- Army Pfc. Leonard Gulczynski, 19, of Carol Stream, Ill., died Sept. 17 in Baghdad from a vehicle accident. The incident is under investigation.
 
- Capt. Darrick Wright, 37, of Nashville, Tenn., died Sept. 17 in Baghdad from illness not connected with combat.
 
- Army Chaplain (Col.) Sidney Marceaux Jr., 69, Beaumont, Texas, died Sept. 14, from non-combat illness after evacuation from Camp Arifjan, Kuwait.
 
- Army Pfc. Jamel Bryant, 22, of Belleville, Ill., died Sept. 27, in a non-combat       vehicle accident in Wahida.
 
      (Below: Seven U.S. soldiers died when their CH-47 Chinook Helicopter crashed about 200 miles south of Baghdad in Tallil, a part of the Dhi Qar Province.
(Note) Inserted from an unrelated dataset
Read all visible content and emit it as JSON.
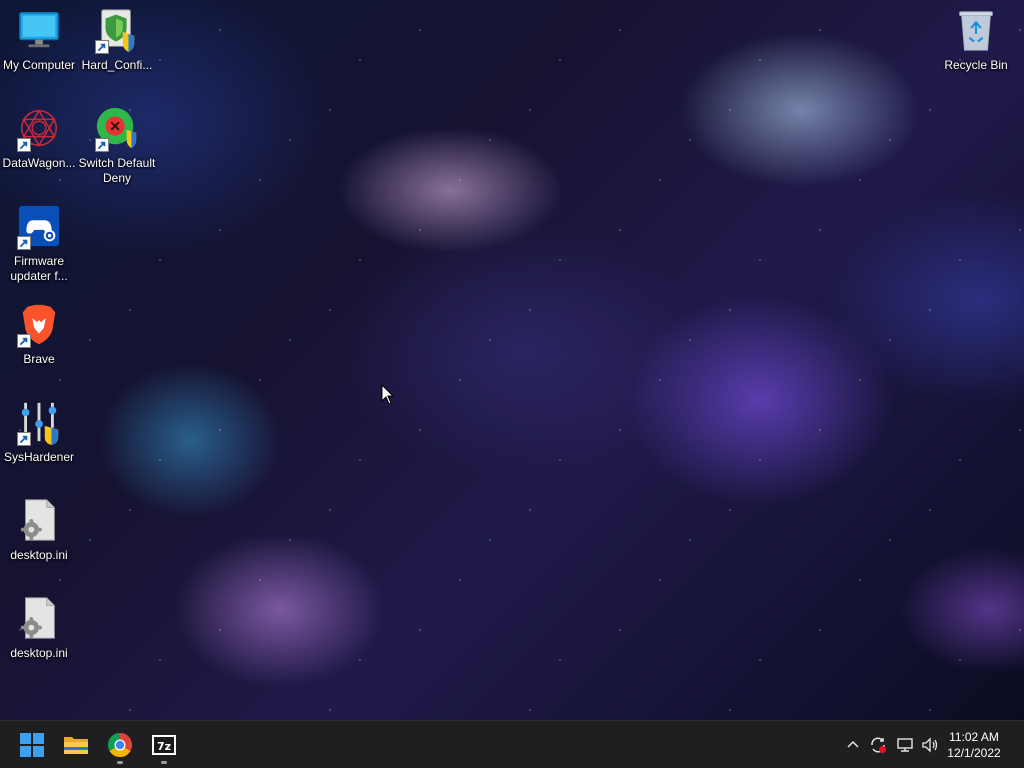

The crash was most likely the result of a mechanical failure, according to the U.S. military and is not thought to have been brought down by enemy fire.) 
 
- Army Chief Warrant Officer Corry Edward, 38, of Kennedale, Texas, died Sept. 18 in Tallil, located in Dhi Qar Province, from a non-combat helicopter crash.
 
-  Army Sgt. Daniel Eshbaugh, 43, of Norman, Okla., died Sept. 18 in Tallil, located in the Dhi Qar Province, from a non-combat helicopter crash. 
 
-  Army Staff Sgt. Anthony Mason, 37, of Springtown, Texas, died Sept. 18 in Tallil, located in the Dhi Qar Province, from a non-combat helicopter crash.
 
-  Army Sgt. Maj. Julio Ordonez, 54, of San Antonio, Texas, died Sept. 18 in Tallil, located in the Dhi Qar Province, from a non-combat helicopter crash.
 
-  Army Chief Warrant Officer Brady J. Rudolf, 37, of Oklahoma City, Okla., died Sept. 18 in Tallil, located in the Dhi Qar Province, from a non-combat helicopter crash.
 
-  Army Cpl. Michael Thompson, 23, of Harrah, Okla., died Sept. 18 in Tallil, located in the Dhi Qar Province, from a non-combat helicopter crash.
 
-  Army Cpl. Robert Vallejo, 28, of Richland Hills, Texas, died Sept. 18 in Tallil, located in the Dhi Qar Province, from a non-combat helicopter crash.